HAPPENING NOW (11.5.14): Protesters in Ferguson join the global #MillionMasksMarch, peacefully occupying their own streets and neighborhoods. Police respond by sending out dozens of riot police to block streets in residential neighborhoods.
The police in Ferguson truly believe they own the streets, not the residents/taxpayers of the city. We’re three months in, and they’ve only become more brazen. With the looming lack of indictment for Darren Wilson being announced next week, it’s clear that the police are prepared to suppress the people, by any means necessary. Even if you’ve stopped paying attention, NOW is the time to start tuning back in to Ferguson. A grave injustice is happening there, and it’s not just the death of Mike Brown. This November 5th remember: “People shouldn’t be afraid of their government. Governments should be afraid of their people." #staywoke #farfromover
The fifth of November,
The Gunpowder treason and plot;

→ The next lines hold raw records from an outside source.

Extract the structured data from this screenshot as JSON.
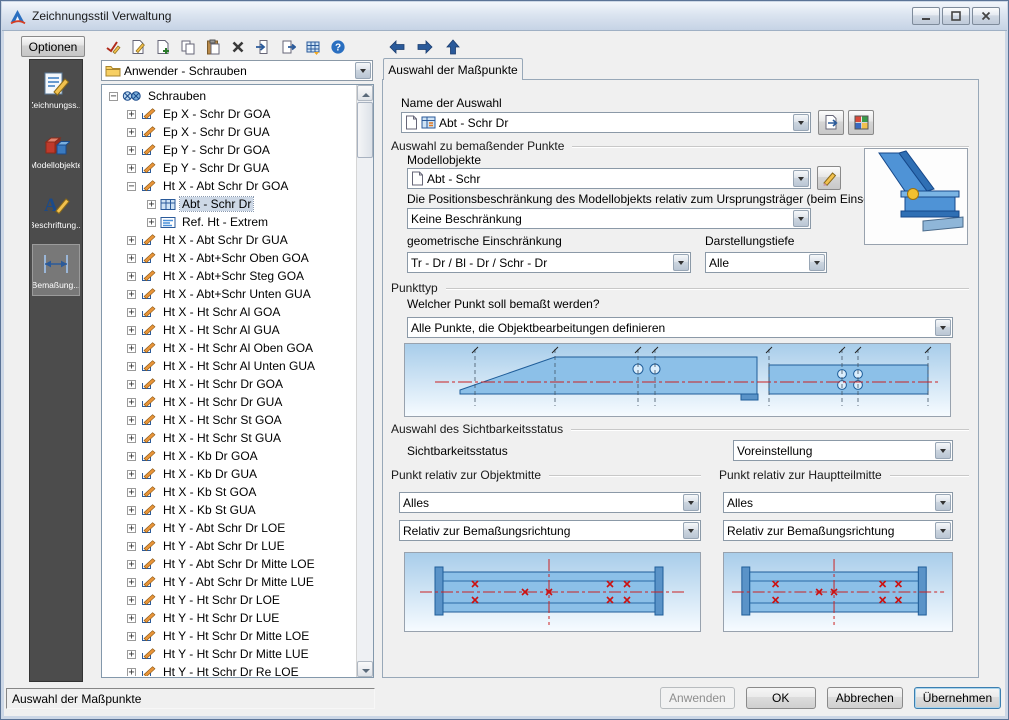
{
  "window": {
    "title": "Zeichnungsstil Verwaltung",
    "controls": [
      {
        "icon": "minimize-icon"
      },
      {
        "icon": "maximize-icon"
      },
      {
        "icon": "close-icon"
      }
    ]
  },
  "colors": {
    "accent_blue": "#2a5a9a",
    "preview_beam_blue": "#8cc0e8",
    "marker_red": "#cc2222",
    "sidebar_gray": "#4c4c4c"
  },
  "toolbar": {
    "options_label": "Optionen",
    "buttons": [
      {
        "icon": "edit-check-icon"
      },
      {
        "icon": "edit-page-icon"
      },
      {
        "icon": "new-page-icon"
      },
      {
        "icon": "copy-icon"
      },
      {
        "icon": "paste-icon"
      },
      {
        "icon": "delete-icon"
      },
      {
        "icon": "import-icon"
      },
      {
        "icon": "export-icon"
      },
      {
        "icon": "transfer-icon"
      },
      {
        "icon": "help-icon"
      }
    ],
    "nav": [
      {
        "icon": "back-arrow-icon"
      },
      {
        "icon": "forward-arrow-icon"
      },
      {
        "icon": "up-arrow-icon"
      }
    ]
  },
  "sidebar": {
    "items": [
      {
        "label": "Zeichnungss...",
        "icon": "drawing-style-icon",
        "selected": false
      },
      {
        "label": "Modellobjekte",
        "icon": "model-objects-icon",
        "selected": false
      },
      {
        "label": "Beschriftung...",
        "icon": "annotation-icon",
        "selected": false
      },
      {
        "label": "Bemaßung...",
        "icon": "dimension-icon",
        "selected": true
      }
    ]
  },
  "tree": {
    "combo_value": "Anwender - Schrauben",
    "items": [
      {
        "label": "Schrauben",
        "level": 0,
        "expand": "minus",
        "icon": "bolts",
        "selected": false
      },
      {
        "label": "Ep X - Schr Dr GOA",
        "level": 1,
        "expand": "plus",
        "icon": "dim",
        "selected": false
      },
      {
        "label": "Ep X - Schr Dr GUA",
        "level": 1,
        "expand": "plus",
        "icon": "dim",
        "selected": false
      },
      {
        "label": "Ep Y - Schr Dr GOA",
        "level": 1,
        "expand": "plus",
        "icon": "dim",
        "selected": false
      },
      {
        "label": "Ep Y - Schr Dr GUA",
        "level": 1,
        "expand": "plus",
        "icon": "dim",
        "selected": false
      },
      {
        "label": "Ht X - Abt Schr Dr GOA",
        "level": 1,
        "expand": "minus",
        "icon": "dim",
        "selected": false
      },
      {
        "label": "Abt - Schr Dr",
        "level": 2,
        "expand": "plus",
        "icon": "table",
        "selected": true
      },
      {
        "label": "Ref. Ht - Extrem",
        "level": 2,
        "expand": "plus",
        "icon": "ref",
        "selected": false
      },
      {
        "label": "Ht X - Abt Schr Dr GUA",
        "level": 1,
        "expand": "plus",
        "icon": "dim",
        "selected": false
      },
      {
        "label": "Ht X - Abt+Schr Oben GOA",
        "level": 1,
        "expand": "plus",
        "icon": "dim",
        "selected": false
      },
      {
        "label": "Ht X - Abt+Schr Steg GOA",
        "level": 1,
        "expand": "plus",
        "icon": "dim",
        "selected": false
      },
      {
        "label": "Ht X - Abt+Schr Unten GUA",
        "level": 1,
        "expand": "plus",
        "icon": "dim",
        "selected": false
      },
      {
        "label": "Ht X - Ht Schr Al GOA",
        "level": 1,
        "expand": "plus",
        "icon": "dim",
        "selected": false
      },
      {
        "label": "Ht X - Ht Schr Al GUA",
        "level": 1,
        "expand": "plus",
        "icon": "dim",
        "selected": false
      },
      {
        "label": "Ht X - Ht Schr Al Oben GOA",
        "level": 1,
        "expand": "plus",
        "icon": "dim",
        "selected": false
      },
      {
        "label": "Ht X - Ht Schr Al Unten GUA",
        "level": 1,
        "expand": "plus",
        "icon": "dim",
        "selected": false
      },
      {
        "label": "Ht X - Ht Schr Dr GOA",
        "level": 1,
        "expand": "plus",
        "icon": "dim",
        "selected": false
      },
      {
        "label": "Ht X - Ht Schr Dr GUA",
        "level": 1,
        "expand": "plus",
        "icon": "dim",
        "selected": false
      },
      {
        "label": "Ht X - Ht Schr St GOA",
        "level": 1,
        "expand": "plus",
        "icon": "dim",
        "selected": false
      },
      {
        "label": "Ht X - Ht Schr St GUA",
        "level": 1,
        "expand": "plus",
        "icon": "dim",
        "selected": false
      },
      {
        "label": "Ht X - Kb Dr GOA",
        "level": 1,
        "expand": "plus",
        "icon": "dim",
        "selected": false
      },
      {
        "label": "Ht X - Kb Dr GUA",
        "level": 1,
        "expand": "plus",
        "icon": "dim",
        "selected": false
      },
      {
        "label": "Ht X - Kb St GOA",
        "level": 1,
        "expand": "plus",
        "icon": "dim",
        "selected": false
      },
      {
        "label": "Ht X - Kb St GUA",
        "level": 1,
        "expand": "plus",
        "icon": "dim",
        "selected": false
      },
      {
        "label": "Ht Y - Abt Schr Dr LOE",
        "level": 1,
        "expand": "plus",
        "icon": "dim",
        "selected": false
      },
      {
        "label": "Ht Y - Abt Schr Dr LUE",
        "level": 1,
        "expand": "plus",
        "icon": "dim",
        "selected": false
      },
      {
        "label": "Ht Y - Abt Schr Dr Mitte LOE",
        "level": 1,
        "expand": "plus",
        "icon": "dim",
        "selected": false
      },
      {
        "label": "Ht Y - Abt Schr Dr Mitte LUE",
        "level": 1,
        "expand": "plus",
        "icon": "dim",
        "selected": false
      },
      {
        "label": "Ht Y - Ht Schr Dr LOE",
        "level": 1,
        "expand": "plus",
        "icon": "dim",
        "selected": false
      },
      {
        "label": "Ht Y - Ht Schr Dr LUE",
        "level": 1,
        "expand": "plus",
        "icon": "dim",
        "selected": false
      },
      {
        "label": "Ht Y - Ht Schr Dr Mitte LOE",
        "level": 1,
        "expand": "plus",
        "icon": "dim",
        "selected": false
      },
      {
        "label": "Ht Y - Ht Schr Dr Mitte LUE",
        "level": 1,
        "expand": "plus",
        "icon": "dim",
        "selected": false
      },
      {
        "label": "Ht Y - Ht Schr Dr Re LOE",
        "level": 1,
        "expand": "plus",
        "icon": "dim",
        "selected": false
      }
    ]
  },
  "panel": {
    "tab": "Auswahl der Maßpunkte",
    "name_label": "Name der Auswahl",
    "name_value": "Abt - Schr Dr",
    "group_points": {
      "title": "Auswahl zu bemaßender Punkte",
      "model_label": "Modellobjekte",
      "model_value": "Abt - Schr",
      "position_label": "Die Positionsbeschränkung des Modellobjekts relativ zum Ursprungsträger (beim Einsetzen)",
      "position_value": "Keine Beschränkung",
      "geometric_label": "geometrische Einschränkung",
      "geometric_value": "Tr - Dr / Bl - Dr / Schr - Dr",
      "depth_label": "Darstellungstiefe",
      "depth_value": "Alle"
    },
    "group_pointtype": {
      "title": "Punkttyp",
      "question": "Welcher Punkt soll bemaßt werden?",
      "value": "Alle Punkte, die Objektbearbeitungen definieren"
    },
    "group_visibility": {
      "title": "Auswahl des Sichtbarkeitsstatus",
      "label": "Sichtbarkeitsstatus",
      "value": "Voreinstellung"
    },
    "group_object_center": {
      "title": "Punkt relativ zur Objektmitte",
      "combo1": "Alles",
      "combo2": "Relativ zur Bemaßungsrichtung"
    },
    "group_main_center": {
      "title": "Punkt relativ zur Hauptteilmitte",
      "combo1": "Alles",
      "combo2": "Relativ zur Bemaßungsrichtung"
    }
  },
  "footer": {
    "status": "Auswahl der Maßpunkte",
    "buttons": [
      {
        "label": "Anwenden",
        "enabled": false,
        "default": false
      },
      {
        "label": "OK",
        "enabled": true,
        "default": false
      },
      {
        "label": "Abbrechen",
        "enabled": true,
        "default": false
      },
      {
        "label": "Übernehmen",
        "enabled": true,
        "default": true
      }
    ]
  }
}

I know of no reason
Why the Gunpowder treason
Should ever be forgot!
Guy Fawkes and his companions
Did the scheme contrive,
To blow the King and Parliament

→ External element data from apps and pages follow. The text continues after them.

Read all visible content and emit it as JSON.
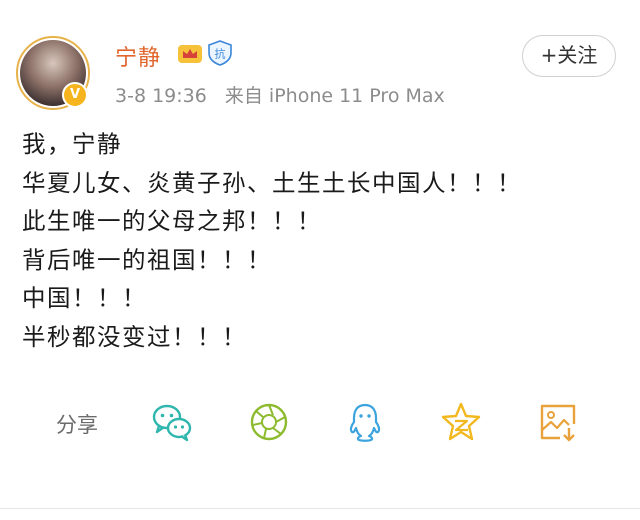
{
  "profile": {
    "username": "宁静",
    "avatar_icon": "avatar-portrait",
    "verified_badge": "V",
    "meta_date": "3-8 19:36",
    "meta_source": "来自 iPhone 11 Pro Max"
  },
  "badges": {
    "crown_icon": "crown-icon",
    "kang_label": "抗"
  },
  "actions": {
    "follow_label": "+关注"
  },
  "post": {
    "lines": [
      "我，宁静",
      "华夏儿女、炎黄子孙、土生土长中国人！！！",
      "此生唯一的父母之邦！！！",
      "背后唯一的祖国！！！",
      "中国！！！",
      "半秒都没变过！！！"
    ]
  },
  "share": {
    "label": "分享",
    "icons": [
      "wechat-icon",
      "moments-icon",
      "qq-icon",
      "qzone-star-icon",
      "save-image-icon"
    ]
  },
  "colors": {
    "username": "#e0652d",
    "share_icon": "#2fb7ae",
    "star": "#f2b81f"
  }
}
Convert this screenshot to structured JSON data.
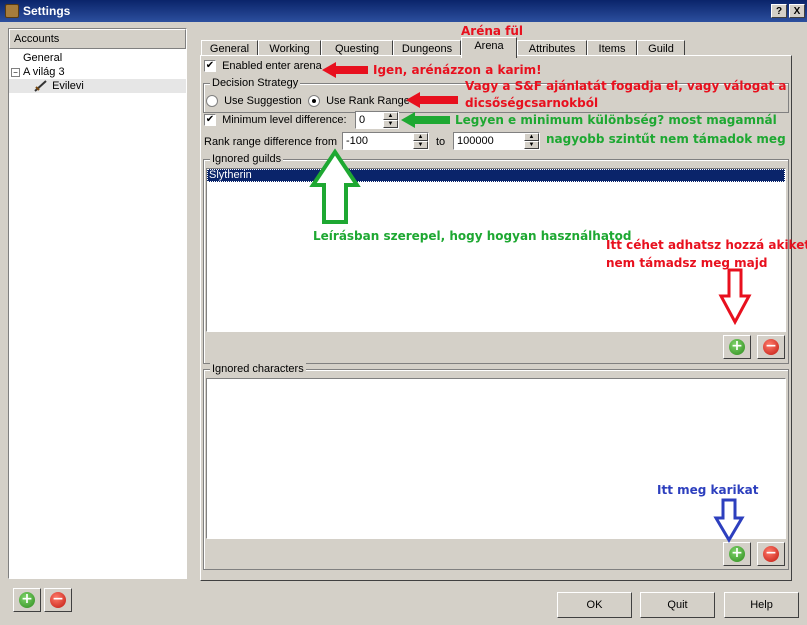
{
  "window": {
    "title": "Settings",
    "help_label": "?",
    "close_label": "X"
  },
  "sidebar": {
    "header": "Accounts",
    "items": [
      {
        "label": "General"
      },
      {
        "label": "A világ 3",
        "expander": "−"
      },
      {
        "label": "Evilevi"
      }
    ]
  },
  "tabs": [
    {
      "label": "General"
    },
    {
      "label": "Working"
    },
    {
      "label": "Questing"
    },
    {
      "label": "Dungeons"
    },
    {
      "label": "Arena"
    },
    {
      "label": "Attributes"
    },
    {
      "label": "Items"
    },
    {
      "label": "Guild"
    }
  ],
  "arena": {
    "enabled_label": "Enabled enter arena",
    "enabled_checked": "✔",
    "decision_group": "Decision Strategy",
    "use_suggestion_label": "Use Suggestion",
    "use_rank_range_label": "Use Rank Range",
    "min_level_label": "Minimum level difference:",
    "min_level_checked": "✔",
    "min_level_value": "0",
    "rank_from_label": "Rank range difference from",
    "rank_from_value": "-100",
    "to_label": "to",
    "rank_to_value": "100000",
    "ignored_guilds_label": "Ignored guilds",
    "ignored_guilds": [
      "Slytherin"
    ],
    "ignored_characters_label": "Ignored characters"
  },
  "annotations": {
    "tab_title": "Aréna fül",
    "enable": "Igen, arénázzon a karim!",
    "strategy_line1": "Vagy a S&F ajánlatát fogadja el, vagy válogat a",
    "strategy_line2": "dicsőségcsarnokból",
    "min_level_line1": "Legyen e minimum különbség? most magamnál",
    "min_level_line2": "nagyobb szintűt nem támadok meg",
    "description": "Leírásban szerepel, hogy hogyan használhatod",
    "guilds_line1": "Itt céhet adhatsz hozzá akiket",
    "guilds_line2": "nem támadsz meg majd",
    "chars": "Itt meg karikat"
  },
  "buttons": {
    "ok": "OK",
    "quit": "Quit",
    "help": "Help",
    "add_symbol": "+",
    "remove_symbol": "−"
  },
  "colors": {
    "annotation_red": "#e8101e",
    "annotation_green": "#1ea832",
    "annotation_blue": "#2d3fbe",
    "selection": "#0a246a"
  }
}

All up alive.
Threescore barrels, laid below,
To prove old England’s overthrow.
But, by God’s providence, him they catch,
With a dark lantern, lighting a match!

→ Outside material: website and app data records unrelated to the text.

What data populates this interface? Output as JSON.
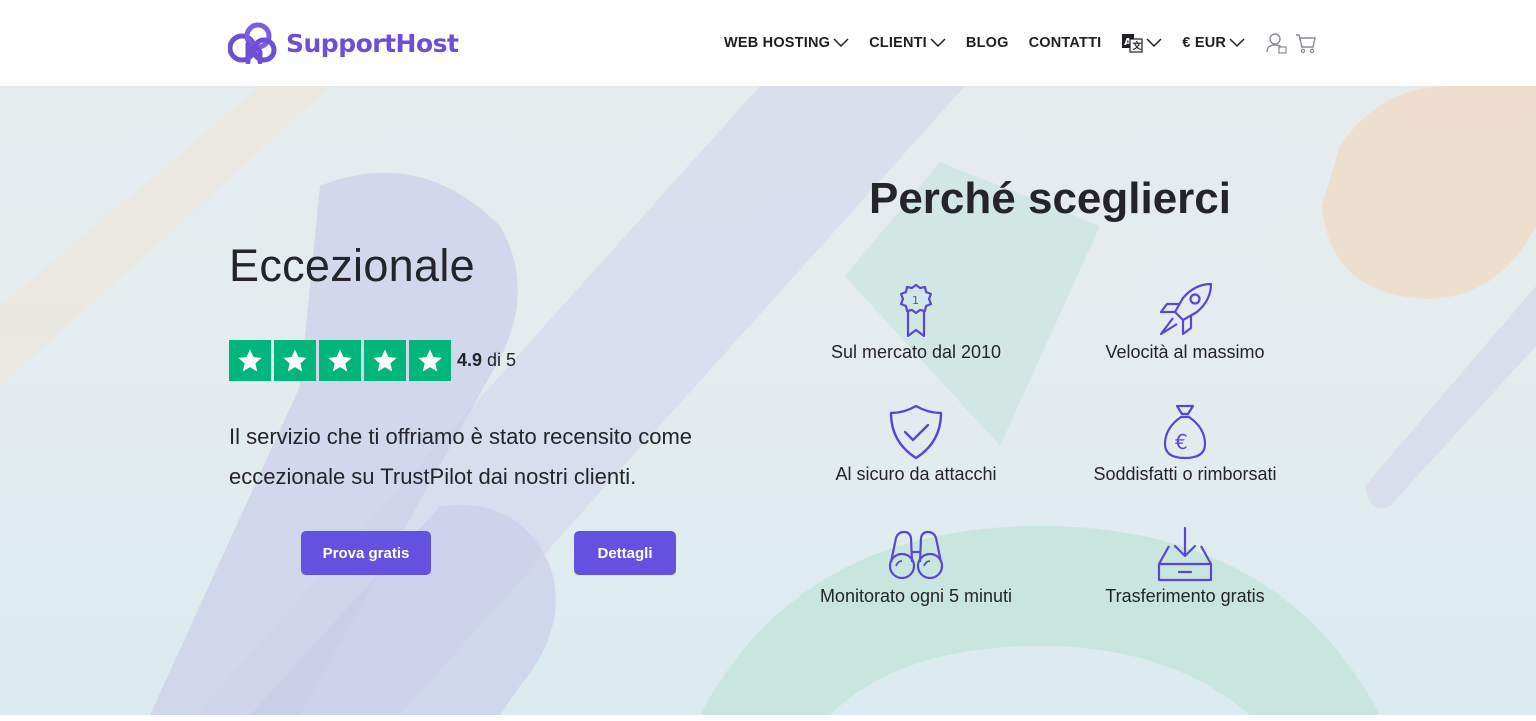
{
  "header": {
    "logo_text": "SupportHost",
    "nav": [
      {
        "label": "WEB HOSTING",
        "has_dropdown": true
      },
      {
        "label": "CLIENTI",
        "has_dropdown": true
      },
      {
        "label": "BLOG",
        "has_dropdown": false
      },
      {
        "label": "CONTATTI",
        "has_dropdown": false
      }
    ],
    "language_icon": "translate-icon",
    "currency": "€ EUR",
    "account_icon": "user-icon",
    "cart_icon": "cart-icon"
  },
  "hero": {
    "headline": "Eccezionale",
    "rating": {
      "score": "4.9",
      "suffix": "di 5",
      "stars": 5,
      "star_color": "#00b67a"
    },
    "description": "Il servizio che ti offriamo è stato recensito come eccezionale su TrustPilot dai nostri clienti.",
    "buttons": {
      "trial": "Prova gratis",
      "details": "Dettagli"
    }
  },
  "why": {
    "title": "Perché sceglierci",
    "features": [
      {
        "icon": "award-ribbon-icon",
        "label": "Sul mercato dal 2010"
      },
      {
        "icon": "rocket-icon",
        "label": "Velocità al massimo"
      },
      {
        "icon": "shield-check-icon",
        "label": "Al sicuro da attacchi"
      },
      {
        "icon": "money-bag-euro-icon",
        "label": "Soddisfatti o rimborsati"
      },
      {
        "icon": "binoculars-icon",
        "label": "Monitorato ogni 5 minuti"
      },
      {
        "icon": "download-tray-icon",
        "label": "Trasferimento gratis"
      }
    ]
  },
  "colors": {
    "brand": "#6c4fd6",
    "button": "#6451e0",
    "icon_stroke": "#5b45d6",
    "trustpilot_green": "#00b67a"
  }
}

A stick and a stake
For King James’s sake!
If you won’t give me one,
I’ll take two,
The better for me,
And the worse for you.
A rope, a rope, to hang the Pope,
A penn'orth of cheese to choke him,
A pint of beer to wash it down,
And a jolly good fire to burn him.
Holloa, boys! holloa, boys! make the bells ring!
Holloa, boys! holloa boys! God save the King!
Hip, hip, hooor-r-r-ray!
Perhaps most widely known in America from its use in the movie V for Vendetta, versions of the above poem have been wide spread in England for centuries. They celebrate the foiling of (Catholic) Guy Fawkes’s attempt to blow up (Protestant controlled) England’s House of Parliament on November 5th, 1605. Known variously as Guy Fawkes Day,Gunpowder Treason Day, and Fireworks Night, the November 5th celebrations in some time periods included the burning of the Pope or Guy Fawkes in effigy.
“Noise is relative to the silence preceding it. The more absolute the hush, the more shocking the thunderclap. Our masters have not heard the peoples voice for generations, Evey and it is much, much louder than they care to remember.”